**Task brief:** Copy each line in the data that includes the word "right".

**Given data:**
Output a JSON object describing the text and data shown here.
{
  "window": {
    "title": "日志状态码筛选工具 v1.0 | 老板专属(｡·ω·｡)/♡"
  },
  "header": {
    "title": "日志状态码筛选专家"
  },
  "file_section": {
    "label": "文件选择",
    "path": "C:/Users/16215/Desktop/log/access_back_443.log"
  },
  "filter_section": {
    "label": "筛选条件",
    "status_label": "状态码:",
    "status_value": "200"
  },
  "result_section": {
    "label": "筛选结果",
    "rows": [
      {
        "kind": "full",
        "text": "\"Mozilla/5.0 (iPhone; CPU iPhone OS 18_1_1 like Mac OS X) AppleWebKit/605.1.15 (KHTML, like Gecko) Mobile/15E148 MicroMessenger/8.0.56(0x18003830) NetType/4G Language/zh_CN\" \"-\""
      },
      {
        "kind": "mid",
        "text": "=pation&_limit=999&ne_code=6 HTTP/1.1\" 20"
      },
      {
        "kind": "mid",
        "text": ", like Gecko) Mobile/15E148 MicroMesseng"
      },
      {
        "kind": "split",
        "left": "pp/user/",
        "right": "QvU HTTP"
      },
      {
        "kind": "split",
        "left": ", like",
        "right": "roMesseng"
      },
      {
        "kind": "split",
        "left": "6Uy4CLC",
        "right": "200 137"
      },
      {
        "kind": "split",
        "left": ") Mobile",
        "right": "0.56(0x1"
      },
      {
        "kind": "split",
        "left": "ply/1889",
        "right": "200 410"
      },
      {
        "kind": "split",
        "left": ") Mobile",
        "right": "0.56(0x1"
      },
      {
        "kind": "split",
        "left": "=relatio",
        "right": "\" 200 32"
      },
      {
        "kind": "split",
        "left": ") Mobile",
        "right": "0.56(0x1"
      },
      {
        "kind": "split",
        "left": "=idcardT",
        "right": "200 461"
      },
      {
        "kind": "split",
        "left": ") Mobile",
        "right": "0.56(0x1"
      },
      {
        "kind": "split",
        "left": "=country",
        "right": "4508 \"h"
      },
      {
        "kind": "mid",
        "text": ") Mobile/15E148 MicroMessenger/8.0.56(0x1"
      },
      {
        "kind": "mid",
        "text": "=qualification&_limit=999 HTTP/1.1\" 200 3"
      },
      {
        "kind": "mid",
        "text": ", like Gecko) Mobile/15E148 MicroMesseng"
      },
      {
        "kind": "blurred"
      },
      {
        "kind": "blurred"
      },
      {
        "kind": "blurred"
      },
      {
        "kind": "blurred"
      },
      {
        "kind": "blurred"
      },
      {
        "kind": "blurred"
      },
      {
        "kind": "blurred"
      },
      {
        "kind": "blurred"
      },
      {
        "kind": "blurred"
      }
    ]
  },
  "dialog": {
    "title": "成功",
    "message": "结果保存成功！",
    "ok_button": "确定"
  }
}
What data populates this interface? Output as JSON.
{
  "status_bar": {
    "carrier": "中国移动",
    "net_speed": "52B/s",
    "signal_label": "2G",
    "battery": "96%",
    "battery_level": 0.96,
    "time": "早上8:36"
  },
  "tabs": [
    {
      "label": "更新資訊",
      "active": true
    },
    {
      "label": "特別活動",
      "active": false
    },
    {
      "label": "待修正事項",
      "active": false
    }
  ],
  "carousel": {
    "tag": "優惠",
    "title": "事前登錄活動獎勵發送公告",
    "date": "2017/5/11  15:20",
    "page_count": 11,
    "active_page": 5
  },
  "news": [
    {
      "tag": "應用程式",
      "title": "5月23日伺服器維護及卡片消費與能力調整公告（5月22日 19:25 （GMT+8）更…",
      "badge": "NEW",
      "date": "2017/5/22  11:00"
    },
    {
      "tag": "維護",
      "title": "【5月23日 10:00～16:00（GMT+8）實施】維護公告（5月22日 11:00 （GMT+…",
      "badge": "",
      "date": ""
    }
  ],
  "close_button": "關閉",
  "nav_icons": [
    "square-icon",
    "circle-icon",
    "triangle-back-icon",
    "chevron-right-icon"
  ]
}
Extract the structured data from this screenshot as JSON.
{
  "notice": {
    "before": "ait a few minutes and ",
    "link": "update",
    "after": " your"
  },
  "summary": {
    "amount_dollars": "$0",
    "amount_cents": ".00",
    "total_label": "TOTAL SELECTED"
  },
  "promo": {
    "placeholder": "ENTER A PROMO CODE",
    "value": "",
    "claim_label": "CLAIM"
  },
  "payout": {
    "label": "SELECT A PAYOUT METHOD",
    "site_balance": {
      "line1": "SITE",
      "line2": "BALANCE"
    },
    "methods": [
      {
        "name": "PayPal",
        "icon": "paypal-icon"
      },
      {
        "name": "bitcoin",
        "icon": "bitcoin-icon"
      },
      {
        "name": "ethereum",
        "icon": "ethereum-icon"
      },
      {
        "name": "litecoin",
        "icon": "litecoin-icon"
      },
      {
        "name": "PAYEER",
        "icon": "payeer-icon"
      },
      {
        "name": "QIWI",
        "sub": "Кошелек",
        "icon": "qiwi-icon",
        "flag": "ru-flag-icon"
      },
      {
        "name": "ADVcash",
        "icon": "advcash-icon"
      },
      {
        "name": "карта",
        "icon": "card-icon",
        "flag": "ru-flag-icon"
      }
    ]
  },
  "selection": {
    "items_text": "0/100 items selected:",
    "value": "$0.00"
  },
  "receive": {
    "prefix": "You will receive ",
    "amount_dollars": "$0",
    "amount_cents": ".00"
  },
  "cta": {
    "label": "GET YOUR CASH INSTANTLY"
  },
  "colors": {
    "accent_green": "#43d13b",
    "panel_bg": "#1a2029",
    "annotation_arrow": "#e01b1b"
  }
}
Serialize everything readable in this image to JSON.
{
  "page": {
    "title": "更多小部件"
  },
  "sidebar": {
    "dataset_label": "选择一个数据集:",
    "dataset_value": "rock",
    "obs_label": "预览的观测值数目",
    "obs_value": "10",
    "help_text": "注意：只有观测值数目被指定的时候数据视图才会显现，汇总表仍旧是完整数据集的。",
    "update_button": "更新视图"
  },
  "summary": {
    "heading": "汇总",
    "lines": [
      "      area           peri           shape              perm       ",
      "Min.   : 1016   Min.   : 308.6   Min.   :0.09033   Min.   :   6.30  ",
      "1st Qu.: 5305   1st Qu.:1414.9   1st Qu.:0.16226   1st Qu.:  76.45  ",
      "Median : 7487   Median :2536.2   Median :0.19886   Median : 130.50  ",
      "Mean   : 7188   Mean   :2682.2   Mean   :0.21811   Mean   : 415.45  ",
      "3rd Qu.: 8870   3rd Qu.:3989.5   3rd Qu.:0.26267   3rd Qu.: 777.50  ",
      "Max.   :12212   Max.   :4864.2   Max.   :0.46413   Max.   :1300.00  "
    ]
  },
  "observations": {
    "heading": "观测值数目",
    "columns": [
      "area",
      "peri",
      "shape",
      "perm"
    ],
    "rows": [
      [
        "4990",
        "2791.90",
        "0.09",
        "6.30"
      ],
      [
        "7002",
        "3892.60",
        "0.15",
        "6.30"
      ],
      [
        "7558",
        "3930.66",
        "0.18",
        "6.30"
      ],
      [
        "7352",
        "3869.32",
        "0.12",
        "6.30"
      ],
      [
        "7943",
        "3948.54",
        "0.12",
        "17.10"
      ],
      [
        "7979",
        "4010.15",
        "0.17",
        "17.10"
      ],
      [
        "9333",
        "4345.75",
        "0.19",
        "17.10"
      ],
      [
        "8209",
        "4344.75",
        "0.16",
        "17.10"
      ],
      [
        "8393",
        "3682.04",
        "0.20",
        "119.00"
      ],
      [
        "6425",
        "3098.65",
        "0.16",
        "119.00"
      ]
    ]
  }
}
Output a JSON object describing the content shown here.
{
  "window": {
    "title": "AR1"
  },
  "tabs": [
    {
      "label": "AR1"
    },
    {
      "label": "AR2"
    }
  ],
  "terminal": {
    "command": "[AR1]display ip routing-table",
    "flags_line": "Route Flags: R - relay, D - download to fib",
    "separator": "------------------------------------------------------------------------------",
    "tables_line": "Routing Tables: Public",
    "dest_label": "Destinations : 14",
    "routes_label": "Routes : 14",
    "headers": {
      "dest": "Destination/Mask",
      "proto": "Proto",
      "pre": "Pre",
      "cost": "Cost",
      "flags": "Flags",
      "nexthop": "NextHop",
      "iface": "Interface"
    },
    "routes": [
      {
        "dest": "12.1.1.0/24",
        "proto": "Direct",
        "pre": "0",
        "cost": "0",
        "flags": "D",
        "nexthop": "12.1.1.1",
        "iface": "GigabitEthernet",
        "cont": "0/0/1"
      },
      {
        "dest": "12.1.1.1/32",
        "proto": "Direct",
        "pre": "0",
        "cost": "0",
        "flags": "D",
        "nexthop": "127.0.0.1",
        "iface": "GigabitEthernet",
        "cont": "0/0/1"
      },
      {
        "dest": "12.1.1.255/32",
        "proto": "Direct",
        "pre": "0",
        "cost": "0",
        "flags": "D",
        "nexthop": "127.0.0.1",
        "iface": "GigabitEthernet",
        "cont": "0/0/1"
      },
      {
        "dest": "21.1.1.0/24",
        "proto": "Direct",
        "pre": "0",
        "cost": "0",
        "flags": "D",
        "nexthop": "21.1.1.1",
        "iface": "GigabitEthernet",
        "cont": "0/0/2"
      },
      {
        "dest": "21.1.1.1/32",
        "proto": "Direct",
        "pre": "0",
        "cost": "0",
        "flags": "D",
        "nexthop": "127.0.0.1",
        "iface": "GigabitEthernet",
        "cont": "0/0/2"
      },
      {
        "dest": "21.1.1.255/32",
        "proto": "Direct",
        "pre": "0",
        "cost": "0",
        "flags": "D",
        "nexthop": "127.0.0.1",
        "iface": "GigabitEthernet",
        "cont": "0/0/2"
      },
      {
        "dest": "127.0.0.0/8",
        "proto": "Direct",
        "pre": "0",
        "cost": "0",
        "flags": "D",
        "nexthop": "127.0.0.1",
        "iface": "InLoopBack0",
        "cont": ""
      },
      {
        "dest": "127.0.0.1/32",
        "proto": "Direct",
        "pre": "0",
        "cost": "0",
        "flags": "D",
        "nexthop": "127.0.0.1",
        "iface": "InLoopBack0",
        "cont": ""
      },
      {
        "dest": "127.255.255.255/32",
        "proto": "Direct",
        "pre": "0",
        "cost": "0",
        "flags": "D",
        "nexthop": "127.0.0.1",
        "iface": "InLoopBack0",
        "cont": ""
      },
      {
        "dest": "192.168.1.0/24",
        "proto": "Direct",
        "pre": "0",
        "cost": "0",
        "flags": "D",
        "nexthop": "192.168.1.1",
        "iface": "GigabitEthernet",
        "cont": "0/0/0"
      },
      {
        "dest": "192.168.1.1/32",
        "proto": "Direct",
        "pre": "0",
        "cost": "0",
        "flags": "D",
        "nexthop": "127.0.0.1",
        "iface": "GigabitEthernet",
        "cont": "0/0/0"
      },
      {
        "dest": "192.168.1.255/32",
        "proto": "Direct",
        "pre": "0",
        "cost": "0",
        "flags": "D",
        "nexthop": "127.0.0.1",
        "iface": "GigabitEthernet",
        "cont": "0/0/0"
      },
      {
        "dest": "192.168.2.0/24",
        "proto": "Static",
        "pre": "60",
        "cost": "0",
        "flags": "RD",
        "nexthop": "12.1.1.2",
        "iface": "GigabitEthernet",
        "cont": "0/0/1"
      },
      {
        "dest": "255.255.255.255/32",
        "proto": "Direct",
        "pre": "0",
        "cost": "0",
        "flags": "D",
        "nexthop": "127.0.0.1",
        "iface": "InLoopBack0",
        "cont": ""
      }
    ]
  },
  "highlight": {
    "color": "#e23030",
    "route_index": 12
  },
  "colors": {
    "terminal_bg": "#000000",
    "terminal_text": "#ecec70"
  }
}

**Completed task:**
        "right": "QvU HTTP"
        "right": "roMesseng"
        "right": "200 137"
        "right": "0.56(0x1"
        "right": "200 410"
        "right": "0.56(0x1"
        "right": "\" 200 32"
        "right": "0.56(0x1"
        "right": "200 461"
        "right": "0.56(0x1"
        "right": "4508 \"h"
    "chevron-right-icon"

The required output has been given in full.